Monastery of St. Andrew in Krisei
The Monastery of St. Andrew in Krisei (now Koca Mustafa Pasha Mosque) was Byzantine church located on the seventh hill of Constantinople, north of Psamathia (Turkish Samatya) somewhat near the Cistern of St. Mocius and the Gate of Selymbria (Turkish Silivri Kapı).
The church has undergone significant changes since its conversion into a mosque, which have obscured most of its original character. While it probably had an ambulatory plan, it was reoriented by ninety degrees so that it would face toward Mecca. The southern aisle was transformed into a mihrab; its original barrel vault was replaced by a Turkish half-dome, and the original Byzantine dome was replaced by an Ottoman dome. A portico with five bays along the north wall of the building was also added during the Ottoman era. Several Byzantine capitals have survived, some of which perhaps date to the 6th century. Its entire exterior is encased in limestone, and the interior is plastered and painted, making its identification and the date of the budding are uncertain.
According to tradition, it was founded in the 8th century and dedicated to the iconophile St. Andrew of Crete who was martyred during the reign of Constantine V (741-775). It was also possibly restored during the reign of Basil I (867-886). Following the Latin occupation of Constantinople, it was significant renovated or even rebuilt by Theodora Raoulaina (ca. 1240-1300), niece of Emperor Michael Vlll Palaiologos. It was converted into a mosque by Koca Mustafa Paşa, the grand vizier of Bayezid II, in 1486. The mosque is also known as Sümbül Efendi Mosque, who establish a tekke (a dervish lodge) on site.

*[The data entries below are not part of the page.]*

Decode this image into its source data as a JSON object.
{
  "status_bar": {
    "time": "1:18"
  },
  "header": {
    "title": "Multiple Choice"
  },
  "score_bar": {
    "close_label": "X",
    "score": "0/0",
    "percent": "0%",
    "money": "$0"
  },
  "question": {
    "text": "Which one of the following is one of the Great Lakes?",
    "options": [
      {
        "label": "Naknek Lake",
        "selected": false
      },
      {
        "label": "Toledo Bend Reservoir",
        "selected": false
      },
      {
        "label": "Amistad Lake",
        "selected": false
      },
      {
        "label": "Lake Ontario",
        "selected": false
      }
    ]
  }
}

The mosque complex also includes the tombs of several saints, a madrasa and a soup kitchen.
From the Nicholas V. Artamonoff Collection
Photo by David Talbot-Rice
Photos by Mathews
From Byzantine Studies by Paspates (1877)
From Ebersolt & Thiers (1910)
Plan by Ebersolt & Thiers
Door frame from the church
From garden of the Istanbul Archaeological Museums
Kocamustafapaşa, 5th-6th century
Architecture and Ritual in the Churches of Constantinople: Ninth to Fifteenth Centuries by V. Marinis
Converted Byzantine Churches in Istanbul: Their Transformation Into Mosques and Masjids by S. Kirimtayif
Bildlexikon zur Topographie Istanbuls: Byzantion, Konstantinupolis, Istanbul by Wolfgang Müller-Wiener